GPCA research and innovation summit chemicals progress highlighted

  • Mar 25, 2019
  • Saudi Aramco

A powerful combination of youth and experience were in evidence at the Saudi Aramco sponsored Research and Innovation summit held by the Gulf Petrochemicals and Chemicals Association (GPCA) last week.

With attendees gathered from across the world of petrochemicals, chemicals, technology, engineering and research institutions, a spirit of innovation pervaded the summit’s venue in Bahrain as young university students networked with leading professionals and researchers.

The GPCA Research and Innovation summit’s inaugural address by HE Shaikh Mohammed bin Khalifa, Bahrain’s Minister of Oil and Gas, set the tone for the event. He highlighted the dynamism of the R&D that is happening in the Gulf region as it journeys toward a full-fledged ecosystem, as well as the fundamental role petrochemicals play in meeting both human wants and needs.

In particular, HE Shaikh Mohammed noted the role that the Dhahran Techno Valley and King Abdullah University of Science and Technology play in the region, however, he was keen to point out that more needs to be done to connect researchers together. He echoed the sentiments of all attendees by noting that all of the ingredients for success are present in the region, including the people, the products, and the companies.

Abdulaziz M. Al-Judaimi, Saudi Aramco’s senior vice president of Downstream, delivered the opening address for the first keynote session, “Oil-to-Chemicals — Breakthroughs in the Production of Petrochemicals.”

Thanking Sheikh Mohammed for his role in fostering technical events that serve the petrochemical’s industry, Al-Judaimi went on to highlight that at the end of 2017, chemicals production capacity at Saudi Aramco sites and joint ventures reached more than 31 million tons per annum.

He emphasized that the company is working “… to become the world’s leading integrated chemicals business, and is pursuing three routes to fulfill this aspiration — leveraging existing assets, developing a global business platform, and seeking selective organic and inorganic growth.”

Al-Judaimi went on to lay out both what Saudi Aramco’s downstream operations are delivering now, and the exciting future that lies ahead for the business. In particular, he highlighted the value addition created by expanding our portfolio with new products such as rubber and polyols, enhancing the offer to Saudi Aramco’s base oil customers, and establishing Saudi Aramco branded retail and lube businesses.

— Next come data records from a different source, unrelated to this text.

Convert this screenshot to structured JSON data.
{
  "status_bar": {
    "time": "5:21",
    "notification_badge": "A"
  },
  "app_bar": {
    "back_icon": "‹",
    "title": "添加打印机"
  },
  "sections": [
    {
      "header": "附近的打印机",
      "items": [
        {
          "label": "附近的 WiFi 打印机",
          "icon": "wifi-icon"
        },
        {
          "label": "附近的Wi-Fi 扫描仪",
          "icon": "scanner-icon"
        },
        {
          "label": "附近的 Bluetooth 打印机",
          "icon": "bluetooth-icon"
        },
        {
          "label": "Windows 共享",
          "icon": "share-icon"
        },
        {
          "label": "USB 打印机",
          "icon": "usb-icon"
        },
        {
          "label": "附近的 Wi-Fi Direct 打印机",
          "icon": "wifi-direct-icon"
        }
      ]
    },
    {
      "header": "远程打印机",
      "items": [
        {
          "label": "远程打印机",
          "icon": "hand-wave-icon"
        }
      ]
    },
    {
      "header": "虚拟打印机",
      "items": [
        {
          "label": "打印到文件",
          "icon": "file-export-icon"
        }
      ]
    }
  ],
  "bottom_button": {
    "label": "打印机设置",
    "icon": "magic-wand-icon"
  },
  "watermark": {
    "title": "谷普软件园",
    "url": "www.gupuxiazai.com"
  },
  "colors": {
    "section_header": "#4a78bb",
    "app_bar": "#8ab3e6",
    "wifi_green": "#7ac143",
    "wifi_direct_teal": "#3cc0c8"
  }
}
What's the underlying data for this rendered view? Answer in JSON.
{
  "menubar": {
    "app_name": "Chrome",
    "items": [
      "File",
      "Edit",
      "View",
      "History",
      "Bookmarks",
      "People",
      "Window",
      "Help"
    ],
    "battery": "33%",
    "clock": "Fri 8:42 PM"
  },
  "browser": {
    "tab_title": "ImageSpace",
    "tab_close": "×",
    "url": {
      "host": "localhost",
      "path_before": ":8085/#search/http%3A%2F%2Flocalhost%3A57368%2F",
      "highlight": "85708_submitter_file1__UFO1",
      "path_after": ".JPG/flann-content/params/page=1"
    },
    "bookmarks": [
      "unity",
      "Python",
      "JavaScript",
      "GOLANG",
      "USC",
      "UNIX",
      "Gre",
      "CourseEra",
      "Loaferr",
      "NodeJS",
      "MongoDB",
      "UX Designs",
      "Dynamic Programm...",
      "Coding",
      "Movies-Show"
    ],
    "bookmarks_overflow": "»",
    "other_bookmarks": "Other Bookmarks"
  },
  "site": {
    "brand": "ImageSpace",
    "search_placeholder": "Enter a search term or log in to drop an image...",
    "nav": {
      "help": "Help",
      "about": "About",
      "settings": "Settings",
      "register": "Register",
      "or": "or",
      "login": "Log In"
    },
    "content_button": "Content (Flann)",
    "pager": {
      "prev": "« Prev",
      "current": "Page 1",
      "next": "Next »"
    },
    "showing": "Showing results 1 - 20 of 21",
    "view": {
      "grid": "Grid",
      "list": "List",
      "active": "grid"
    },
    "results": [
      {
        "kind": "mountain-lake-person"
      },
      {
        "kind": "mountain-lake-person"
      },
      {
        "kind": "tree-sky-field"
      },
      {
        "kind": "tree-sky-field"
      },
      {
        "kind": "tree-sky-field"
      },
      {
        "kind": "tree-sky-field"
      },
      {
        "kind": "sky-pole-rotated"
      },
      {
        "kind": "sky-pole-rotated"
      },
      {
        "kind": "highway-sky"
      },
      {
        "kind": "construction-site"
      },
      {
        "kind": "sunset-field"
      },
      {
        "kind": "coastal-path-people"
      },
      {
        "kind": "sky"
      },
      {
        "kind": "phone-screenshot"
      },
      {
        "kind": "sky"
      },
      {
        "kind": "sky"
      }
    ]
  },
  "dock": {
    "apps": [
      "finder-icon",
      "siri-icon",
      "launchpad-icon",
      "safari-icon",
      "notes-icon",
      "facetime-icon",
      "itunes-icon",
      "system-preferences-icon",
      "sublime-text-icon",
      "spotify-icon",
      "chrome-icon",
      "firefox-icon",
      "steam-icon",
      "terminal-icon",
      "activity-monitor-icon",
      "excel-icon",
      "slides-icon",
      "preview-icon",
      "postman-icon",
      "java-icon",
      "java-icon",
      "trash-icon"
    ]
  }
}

Knowing innovation is integral to the success of Saudi Aramco’s business, Al-Judaimi outlined to summit attendees that sustaining a global research and technology presence is a major component of the company’s strategic objective. Central to that is attracting and retaining leading scientists and technologists in the upstream, downstream, and strategic domains across Saudi Aramco’s global research network. He noted the company now has more than 1,500 researchers in the company’s global research and technology centers, spread across multiple time zones.

With the strong research capacity at the company’s disposal, Al-Judaimi highlighted Saudi Aramco’s investments in oil to petrochemicals, enabling the company to capture the growth opportunity in this high-value sector. He noted that the company’s efforts are being made in the context that petrochemicals are expected to be the largest driver of global oil demand; and fundamental to capturing value in petrochemicals is integration.

Al-Judaimi said that by leveraging feedstock advantage and reconfiguring the conventional refining approach, crude oil to chemicals technology can achieve a higher conversion rate — 45%-50% versus the industry average of 30% — to generate greater value across the hydrocarbon value chain. Al-Judaimi went on to note the company’s work with Petronas in Malaysia and partnerships with SABIC as prime examples of Saudi Aramco’s integration strategy.

Al-Judaimi highlighted that Saudi Aramco’s pioneering crude oil to chemicals technology targets a 70% crude oil to chemicals conversion rate. “If we are successful in crude to chemicals, it will transform the industry,” Al-Judaimi said.

The company’s commitment is clear. Saudi Aramco signed an agreement with CB&I and Chevron Lummus Global to accelerate, scale up, and commercialize Saudi Aramco’s Thermal Crude to Chemicals (TC2C™) technology, shifting the average conversion rate from 45% to more than 70% by 2020, while working to reduce overall energy and capital intensity.

Last year Aramco and SABIC signed an MoU to develop a fully integrated crude oil to chemicals (COTC) complex in the Kingdom. The COTC complex is expected to process 400,000 barrels per day of crude oil, which will produce approximately 9 million tons of chemicals and base oils annually. The complex is expected to start operations in 2025.